Produce the lines from the one containing "Convert this screenshot" through the end of the material exactly as they appear, both ends included, and leave the pictures out.

↓

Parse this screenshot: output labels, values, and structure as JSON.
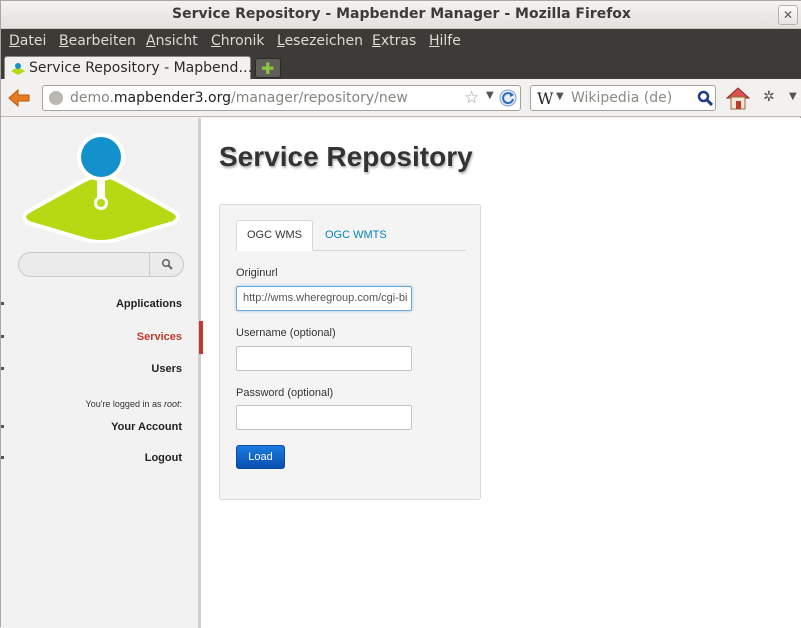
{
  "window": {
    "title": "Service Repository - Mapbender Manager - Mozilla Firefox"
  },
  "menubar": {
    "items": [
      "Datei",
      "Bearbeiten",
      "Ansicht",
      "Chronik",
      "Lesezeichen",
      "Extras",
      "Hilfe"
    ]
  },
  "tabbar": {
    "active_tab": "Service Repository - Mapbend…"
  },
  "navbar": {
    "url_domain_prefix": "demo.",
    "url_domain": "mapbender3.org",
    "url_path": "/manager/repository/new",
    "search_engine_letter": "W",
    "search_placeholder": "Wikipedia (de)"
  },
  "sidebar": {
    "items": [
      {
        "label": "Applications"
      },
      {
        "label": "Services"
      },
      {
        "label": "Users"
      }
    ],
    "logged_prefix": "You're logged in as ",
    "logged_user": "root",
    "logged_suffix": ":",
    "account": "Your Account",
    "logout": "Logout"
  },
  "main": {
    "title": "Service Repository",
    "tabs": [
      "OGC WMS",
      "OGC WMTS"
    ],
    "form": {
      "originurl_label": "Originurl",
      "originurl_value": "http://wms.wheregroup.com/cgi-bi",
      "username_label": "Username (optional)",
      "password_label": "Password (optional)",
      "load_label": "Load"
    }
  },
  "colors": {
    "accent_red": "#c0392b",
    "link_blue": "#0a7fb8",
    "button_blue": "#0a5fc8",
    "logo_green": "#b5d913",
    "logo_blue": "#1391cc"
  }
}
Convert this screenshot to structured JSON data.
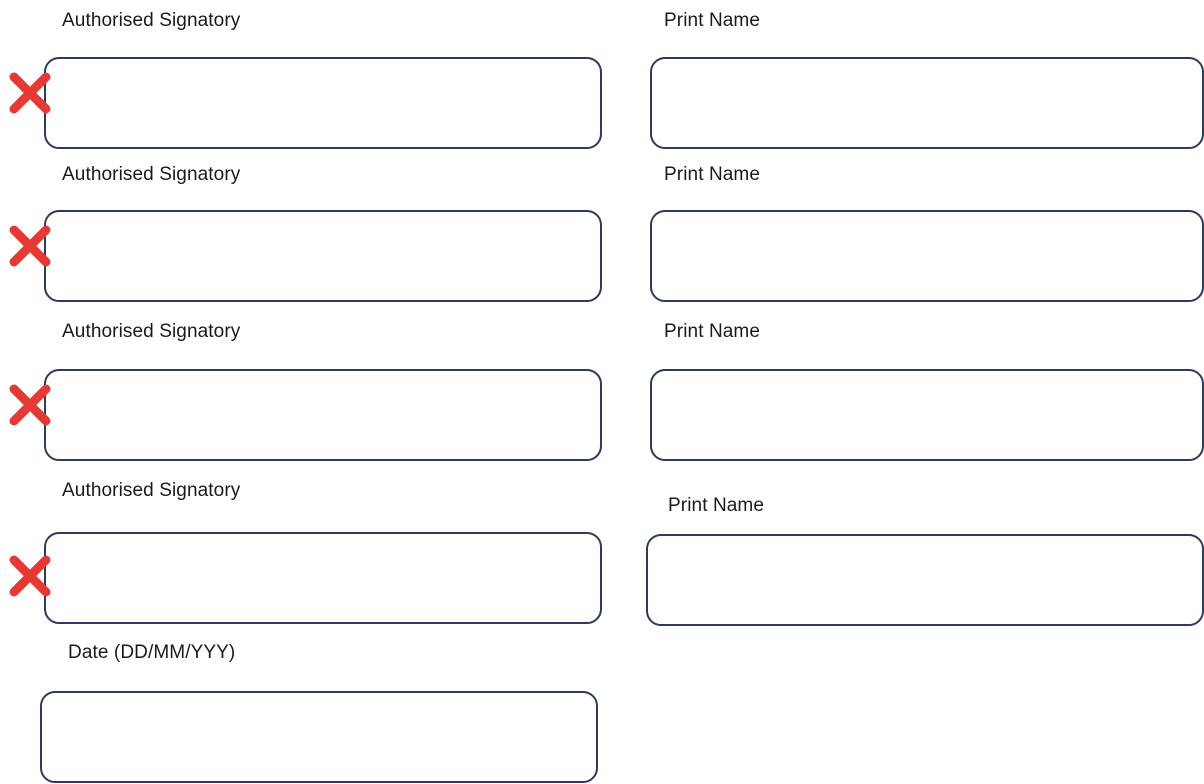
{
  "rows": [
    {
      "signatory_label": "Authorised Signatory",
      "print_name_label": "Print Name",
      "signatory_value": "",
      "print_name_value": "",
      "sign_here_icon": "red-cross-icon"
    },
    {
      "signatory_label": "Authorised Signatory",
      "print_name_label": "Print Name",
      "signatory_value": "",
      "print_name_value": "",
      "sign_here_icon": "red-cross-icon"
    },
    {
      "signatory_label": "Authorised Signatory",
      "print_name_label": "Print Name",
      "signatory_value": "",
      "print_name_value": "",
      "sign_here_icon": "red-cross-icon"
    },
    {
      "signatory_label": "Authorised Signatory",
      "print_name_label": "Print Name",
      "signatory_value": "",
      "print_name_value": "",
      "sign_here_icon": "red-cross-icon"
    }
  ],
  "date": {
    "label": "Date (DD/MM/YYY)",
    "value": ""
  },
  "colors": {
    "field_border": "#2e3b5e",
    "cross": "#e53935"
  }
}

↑

## Task response
Convert this screenshot to structured JSON data.
{
  "rows": [
    {
      "signatory_label": "Authorised Signatory",
      "print_name_label": "Print Name",
      "signatory_value": "",
      "print_name_value": "",
      "sign_here_icon": "red-cross-icon"
    },
    {
      "signatory_label": "Authorised Signatory",
      "print_name_label": "Print Name",
      "signatory_value": "",
      "print_name_value": "",
      "sign_here_icon": "red-cross-icon"
    },
    {
      "signatory_label": "Authorised Signatory",
      "print_name_label": "Print Name",
      "signatory_value": "",
      "print_name_value": "",
      "sign_here_icon": "red-cross-icon"
    },
    {
      "signatory_label": "Authorised Signatory",
      "print_name_label": "Print Name",
      "signatory_value": "",
      "print_name_value": "",
      "sign_here_icon": "red-cross-icon"
    }
  ],
  "date": {
    "label": "Date (DD/MM/YYY)",
    "value": ""
  },
  "colors": {
    "field_border": "#2e3b5e",
    "cross": "#e53935"
  }
}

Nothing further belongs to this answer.